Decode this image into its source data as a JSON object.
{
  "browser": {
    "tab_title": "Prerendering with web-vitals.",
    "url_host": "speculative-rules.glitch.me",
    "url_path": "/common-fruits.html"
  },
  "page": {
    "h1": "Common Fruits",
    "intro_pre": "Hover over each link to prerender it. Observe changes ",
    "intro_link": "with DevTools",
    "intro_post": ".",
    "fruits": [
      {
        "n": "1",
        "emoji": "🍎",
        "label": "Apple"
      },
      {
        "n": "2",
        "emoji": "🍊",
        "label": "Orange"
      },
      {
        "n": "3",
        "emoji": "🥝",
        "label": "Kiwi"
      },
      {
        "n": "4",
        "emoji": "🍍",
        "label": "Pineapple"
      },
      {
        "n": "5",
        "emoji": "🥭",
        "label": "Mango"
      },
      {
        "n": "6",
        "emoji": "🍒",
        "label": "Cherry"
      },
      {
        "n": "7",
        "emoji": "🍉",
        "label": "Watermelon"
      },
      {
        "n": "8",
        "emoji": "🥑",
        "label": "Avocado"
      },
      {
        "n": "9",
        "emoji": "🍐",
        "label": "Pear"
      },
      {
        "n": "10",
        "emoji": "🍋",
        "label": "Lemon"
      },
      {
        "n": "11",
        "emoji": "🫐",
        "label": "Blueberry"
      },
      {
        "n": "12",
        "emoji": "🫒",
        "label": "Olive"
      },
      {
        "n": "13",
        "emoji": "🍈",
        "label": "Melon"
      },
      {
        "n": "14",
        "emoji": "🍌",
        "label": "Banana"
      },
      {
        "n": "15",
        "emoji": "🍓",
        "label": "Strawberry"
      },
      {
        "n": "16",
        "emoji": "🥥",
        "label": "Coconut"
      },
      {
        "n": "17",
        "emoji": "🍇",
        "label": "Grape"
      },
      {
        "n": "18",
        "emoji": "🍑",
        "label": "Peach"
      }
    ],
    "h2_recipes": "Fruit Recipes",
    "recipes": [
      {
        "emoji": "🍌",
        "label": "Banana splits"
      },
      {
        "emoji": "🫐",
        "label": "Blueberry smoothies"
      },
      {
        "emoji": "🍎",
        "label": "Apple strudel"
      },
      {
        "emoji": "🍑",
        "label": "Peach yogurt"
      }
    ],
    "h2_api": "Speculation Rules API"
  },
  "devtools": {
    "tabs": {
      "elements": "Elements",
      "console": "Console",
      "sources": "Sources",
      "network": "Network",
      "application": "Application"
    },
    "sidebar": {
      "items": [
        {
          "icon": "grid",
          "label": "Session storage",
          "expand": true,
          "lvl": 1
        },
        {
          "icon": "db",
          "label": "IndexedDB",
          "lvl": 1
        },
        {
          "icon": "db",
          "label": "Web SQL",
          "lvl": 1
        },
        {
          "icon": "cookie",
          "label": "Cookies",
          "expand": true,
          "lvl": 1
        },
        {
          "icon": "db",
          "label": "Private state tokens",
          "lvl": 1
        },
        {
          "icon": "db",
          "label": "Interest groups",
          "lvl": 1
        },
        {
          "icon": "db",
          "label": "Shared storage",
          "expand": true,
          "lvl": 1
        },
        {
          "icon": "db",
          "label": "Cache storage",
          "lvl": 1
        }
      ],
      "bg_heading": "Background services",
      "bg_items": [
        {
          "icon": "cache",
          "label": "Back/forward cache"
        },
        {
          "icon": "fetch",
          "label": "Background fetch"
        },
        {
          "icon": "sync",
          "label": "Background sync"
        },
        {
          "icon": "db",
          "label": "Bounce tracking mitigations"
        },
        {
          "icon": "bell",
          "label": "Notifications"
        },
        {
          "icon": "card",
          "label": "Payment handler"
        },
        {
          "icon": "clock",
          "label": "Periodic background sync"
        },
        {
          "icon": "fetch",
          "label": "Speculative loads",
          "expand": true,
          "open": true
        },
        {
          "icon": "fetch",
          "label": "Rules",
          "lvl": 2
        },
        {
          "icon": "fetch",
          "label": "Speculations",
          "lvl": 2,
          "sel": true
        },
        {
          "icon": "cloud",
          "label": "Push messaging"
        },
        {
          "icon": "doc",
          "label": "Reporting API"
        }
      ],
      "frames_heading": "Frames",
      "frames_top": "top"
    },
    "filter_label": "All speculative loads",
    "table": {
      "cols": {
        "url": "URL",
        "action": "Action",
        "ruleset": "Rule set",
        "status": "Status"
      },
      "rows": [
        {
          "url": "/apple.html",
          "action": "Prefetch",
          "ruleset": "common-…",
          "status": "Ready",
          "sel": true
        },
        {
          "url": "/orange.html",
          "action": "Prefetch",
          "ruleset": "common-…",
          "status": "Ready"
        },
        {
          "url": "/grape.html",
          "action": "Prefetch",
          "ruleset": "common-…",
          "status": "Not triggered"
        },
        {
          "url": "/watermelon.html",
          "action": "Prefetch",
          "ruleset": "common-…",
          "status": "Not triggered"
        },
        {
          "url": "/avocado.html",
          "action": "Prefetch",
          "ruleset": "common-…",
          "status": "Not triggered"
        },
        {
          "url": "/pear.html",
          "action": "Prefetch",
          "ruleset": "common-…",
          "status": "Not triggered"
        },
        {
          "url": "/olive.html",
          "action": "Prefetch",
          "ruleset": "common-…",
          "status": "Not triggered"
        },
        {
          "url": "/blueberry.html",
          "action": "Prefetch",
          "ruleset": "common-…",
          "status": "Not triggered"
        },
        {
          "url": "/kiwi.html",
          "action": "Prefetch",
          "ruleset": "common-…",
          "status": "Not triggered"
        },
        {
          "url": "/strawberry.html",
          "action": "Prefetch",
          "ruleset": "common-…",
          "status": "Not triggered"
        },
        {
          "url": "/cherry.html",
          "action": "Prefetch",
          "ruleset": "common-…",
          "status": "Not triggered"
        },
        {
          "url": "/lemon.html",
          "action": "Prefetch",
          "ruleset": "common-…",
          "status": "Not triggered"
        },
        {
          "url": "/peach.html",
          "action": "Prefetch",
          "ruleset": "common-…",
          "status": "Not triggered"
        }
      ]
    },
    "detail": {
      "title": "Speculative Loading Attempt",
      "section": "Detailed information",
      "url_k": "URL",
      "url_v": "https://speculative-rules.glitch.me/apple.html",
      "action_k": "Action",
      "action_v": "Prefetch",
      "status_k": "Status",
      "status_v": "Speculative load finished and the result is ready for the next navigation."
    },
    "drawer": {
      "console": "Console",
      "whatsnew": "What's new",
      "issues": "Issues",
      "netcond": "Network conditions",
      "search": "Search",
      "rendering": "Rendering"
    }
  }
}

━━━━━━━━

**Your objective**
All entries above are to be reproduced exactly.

**Solution for this problem**
Decode this image into its source data as a JSON object.
{
  "browser": {
    "tab_title": "Prerendering with web-vitals.",
    "url_host": "speculative-rules.glitch.me",
    "url_path": "/common-fruits.html"
  },
  "page": {
    "h1": "Common Fruits",
    "intro_pre": "Hover over each link to prerender it. Observe changes ",
    "intro_link": "with DevTools",
    "intro_post": ".",
    "fruits": [
      {
        "n": "1",
        "emoji": "🍎",
        "label": "Apple"
      },
      {
        "n": "2",
        "emoji": "🍊",
        "label": "Orange"
      },
      {
        "n": "3",
        "emoji": "🥝",
        "label": "Kiwi"
      },
      {
        "n": "4",
        "emoji": "🍍",
        "label": "Pineapple"
      },
      {
        "n": "5",
        "emoji": "🥭",
        "label": "Mango"
      },
      {
        "n": "6",
        "emoji": "🍒",
        "label": "Cherry"
      },
      {
        "n": "7",
        "emoji": "🍉",
        "label": "Watermelon"
      },
      {
        "n": "8",
        "emoji": "🥑",
        "label": "Avocado"
      },
      {
        "n": "9",
        "emoji": "🍐",
        "label": "Pear"
      },
      {
        "n": "10",
        "emoji": "🍋",
        "label": "Lemon"
      },
      {
        "n": "11",
        "emoji": "🫐",
        "label": "Blueberry"
      },
      {
        "n": "12",
        "emoji": "🫒",
        "label": "Olive"
      },
      {
        "n": "13",
        "emoji": "🍈",
        "label": "Melon"
      },
      {
        "n": "14",
        "emoji": "🍌",
        "label": "Banana"
      },
      {
        "n": "15",
        "emoji": "🍓",
        "label": "Strawberry"
      },
      {
        "n": "16",
        "emoji": "🥥",
        "label": "Coconut"
      },
      {
        "n": "17",
        "emoji": "🍇",
        "label": "Grape"
      },
      {
        "n": "18",
        "emoji": "🍑",
        "label": "Peach"
      }
    ],
    "h2_recipes": "Fruit Recipes",
    "recipes": [
      {
        "emoji": "🍌",
        "label": "Banana splits"
      },
      {
        "emoji": "🫐",
        "label": "Blueberry smoothies"
      },
      {
        "emoji": "🍎",
        "label": "Apple strudel"
      },
      {
        "emoji": "🍑",
        "label": "Peach yogurt"
      }
    ],
    "h2_api": "Speculation Rules API"
  },
  "devtools": {
    "tabs": {
      "elements": "Elements",
      "console": "Console",
      "sources": "Sources",
      "network": "Network",
      "application": "Application"
    },
    "sidebar": {
      "items": [
        {
          "icon": "grid",
          "label": "Session storage",
          "expand": true,
          "lvl": 1
        },
        {
          "icon": "db",
          "label": "IndexedDB",
          "lvl": 1
        },
        {
          "icon": "db",
          "label": "Web SQL",
          "lvl": 1
        },
        {
          "icon": "cookie",
          "label": "Cookies",
          "expand": true,
          "lvl": 1
        },
        {
          "icon": "db",
          "label": "Private state tokens",
          "lvl": 1
        },
        {
          "icon": "db",
          "label": "Interest groups",
          "lvl": 1
        },
        {
          "icon": "db",
          "label": "Shared storage",
          "expand": true,
          "lvl": 1
        },
        {
          "icon": "db",
          "label": "Cache storage",
          "lvl": 1
        }
      ],
      "bg_heading": "Background services",
      "bg_items": [
        {
          "icon": "cache",
          "label": "Back/forward cache"
        },
        {
          "icon": "fetch",
          "label": "Background fetch"
        },
        {
          "icon": "sync",
          "label": "Background sync"
        },
        {
          "icon": "db",
          "label": "Bounce tracking mitigations"
        },
        {
          "icon": "bell",
          "label": "Notifications"
        },
        {
          "icon": "card",
          "label": "Payment handler"
        },
        {
          "icon": "clock",
          "label": "Periodic background sync"
        },
        {
          "icon": "fetch",
          "label": "Speculative loads",
          "expand": true,
          "open": true
        },
        {
          "icon": "fetch",
          "label": "Rules",
          "lvl": 2
        },
        {
          "icon": "fetch",
          "label": "Speculations",
          "lvl": 2,
          "sel": true
        },
        {
          "icon": "cloud",
          "label": "Push messaging"
        },
        {
          "icon": "doc",
          "label": "Reporting API"
        }
      ],
      "frames_heading": "Frames",
      "frames_top": "top"
    },
    "filter_label": "All speculative loads",
    "table": {
      "cols": {
        "url": "URL",
        "action": "Action",
        "ruleset": "Rule set",
        "status": "Status"
      },
      "rows": [
        {
          "url": "/apple.html",
          "action": "Prefetch",
          "ruleset": "common-…",
          "status": "Ready",
          "sel": true
        },
        {
          "url": "/orange.html",
          "action": "Prefetch",
          "ruleset": "common-…",
          "status": "Ready"
        },
        {
          "url": "/grape.html",
          "action": "Prefetch",
          "ruleset": "common-…",
          "status": "Not triggered"
        },
        {
          "url": "/watermelon.html",
          "action": "Prefetch",
          "ruleset": "common-…",
          "status": "Not triggered"
        },
        {
          "url": "/avocado.html",
          "action": "Prefetch",
          "ruleset": "common-…",
          "status": "Not triggered"
        },
        {
          "url": "/pear.html",
          "action": "Prefetch",
          "ruleset": "common-…",
          "status": "Not triggered"
        },
        {
          "url": "/olive.html",
          "action": "Prefetch",
          "ruleset": "common-…",
          "status": "Not triggered"
        },
        {
          "url": "/blueberry.html",
          "action": "Prefetch",
          "ruleset": "common-…",
          "status": "Not triggered"
        },
        {
          "url": "/kiwi.html",
          "action": "Prefetch",
          "ruleset": "common-…",
          "status": "Not triggered"
        },
        {
          "url": "/strawberry.html",
          "action": "Prefetch",
          "ruleset": "common-…",
          "status": "Not triggered"
        },
        {
          "url": "/cherry.html",
          "action": "Prefetch",
          "ruleset": "common-…",
          "status": "Not triggered"
        },
        {
          "url": "/lemon.html",
          "action": "Prefetch",
          "ruleset": "common-…",
          "status": "Not triggered"
        },
        {
          "url": "/peach.html",
          "action": "Prefetch",
          "ruleset": "common-…",
          "status": "Not triggered"
        }
      ]
    },
    "detail": {
      "title": "Speculative Loading Attempt",
      "section": "Detailed information",
      "url_k": "URL",
      "url_v": "https://speculative-rules.glitch.me/apple.html",
      "action_k": "Action",
      "action_v": "Prefetch",
      "status_k": "Status",
      "status_v": "Speculative load finished and the result is ready for the next navigation."
    },
    "drawer": {
      "console": "Console",
      "whatsnew": "What's new",
      "issues": "Issues",
      "netcond": "Network conditions",
      "search": "Search",
      "rendering": "Rendering"
    }
  }
}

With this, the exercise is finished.